§ **WHAT THIS TASK INVOLVES**: Nothing but an exact repetition of the listing should be returned.
══════════════════════════════
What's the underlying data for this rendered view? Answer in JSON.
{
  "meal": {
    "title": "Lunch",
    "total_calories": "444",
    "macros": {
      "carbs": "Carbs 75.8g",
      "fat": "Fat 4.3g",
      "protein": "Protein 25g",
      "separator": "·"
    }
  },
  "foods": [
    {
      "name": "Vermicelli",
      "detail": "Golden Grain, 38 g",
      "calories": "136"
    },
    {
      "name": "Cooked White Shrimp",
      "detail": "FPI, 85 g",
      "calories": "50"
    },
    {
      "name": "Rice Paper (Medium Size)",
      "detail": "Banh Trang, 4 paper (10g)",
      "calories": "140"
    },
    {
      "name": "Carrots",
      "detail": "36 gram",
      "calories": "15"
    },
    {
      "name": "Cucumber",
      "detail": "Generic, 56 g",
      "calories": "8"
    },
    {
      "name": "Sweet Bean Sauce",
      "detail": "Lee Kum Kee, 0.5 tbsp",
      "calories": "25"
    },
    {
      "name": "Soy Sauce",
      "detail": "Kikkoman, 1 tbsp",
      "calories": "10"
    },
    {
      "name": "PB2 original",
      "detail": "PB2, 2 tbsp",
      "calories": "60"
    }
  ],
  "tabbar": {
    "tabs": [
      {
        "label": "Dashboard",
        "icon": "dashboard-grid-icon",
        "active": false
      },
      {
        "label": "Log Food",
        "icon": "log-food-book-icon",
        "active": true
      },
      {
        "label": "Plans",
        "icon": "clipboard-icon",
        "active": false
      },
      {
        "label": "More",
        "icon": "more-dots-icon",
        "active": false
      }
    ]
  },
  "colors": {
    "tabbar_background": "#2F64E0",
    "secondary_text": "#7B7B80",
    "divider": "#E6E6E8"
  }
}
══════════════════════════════
§ **ANSWER FOR THE TASK**:
What's the underlying data for this rendered view? Answer in JSON.
{
  "meal": {
    "title": "Lunch",
    "total_calories": "444",
    "macros": {
      "carbs": "Carbs 75.8g",
      "fat": "Fat 4.3g",
      "protein": "Protein 25g",
      "separator": "·"
    }
  },
  "foods": [
    {
      "name": "Vermicelli",
      "detail": "Golden Grain, 38 g",
      "calories": "136"
    },
    {
      "name": "Cooked White Shrimp",
      "detail": "FPI, 85 g",
      "calories": "50"
    },
    {
      "name": "Rice Paper (Medium Size)",
      "detail": "Banh Trang, 4 paper (10g)",
      "calories": "140"
    },
    {
      "name": "Carrots",
      "detail": "36 gram",
      "calories": "15"
    },
    {
      "name": "Cucumber",
      "detail": "Generic, 56 g",
      "calories": "8"
    },
    {
      "name": "Sweet Bean Sauce",
      "detail": "Lee Kum Kee, 0.5 tbsp",
      "calories": "25"
    },
    {
      "name": "Soy Sauce",
      "detail": "Kikkoman, 1 tbsp",
      "calories": "10"
    },
    {
      "name": "PB2 original",
      "detail": "PB2, 2 tbsp",
      "calories": "60"
    }
  ],
  "tabbar": {
    "tabs": [
      {
        "label": "Dashboard",
        "icon": "dashboard-grid-icon",
        "active": false
      },
      {
        "label": "Log Food",
        "icon": "log-food-book-icon",
        "active": true
      },
      {
        "label": "Plans",
        "icon": "clipboard-icon",
        "active": false
      },
      {
        "label": "More",
        "icon": "more-dots-icon",
        "active": false
      }
    ]
  },
  "colors": {
    "tabbar_background": "#2F64E0",
    "secondary_text": "#7B7B80",
    "divider": "#E6E6E8"
  }
}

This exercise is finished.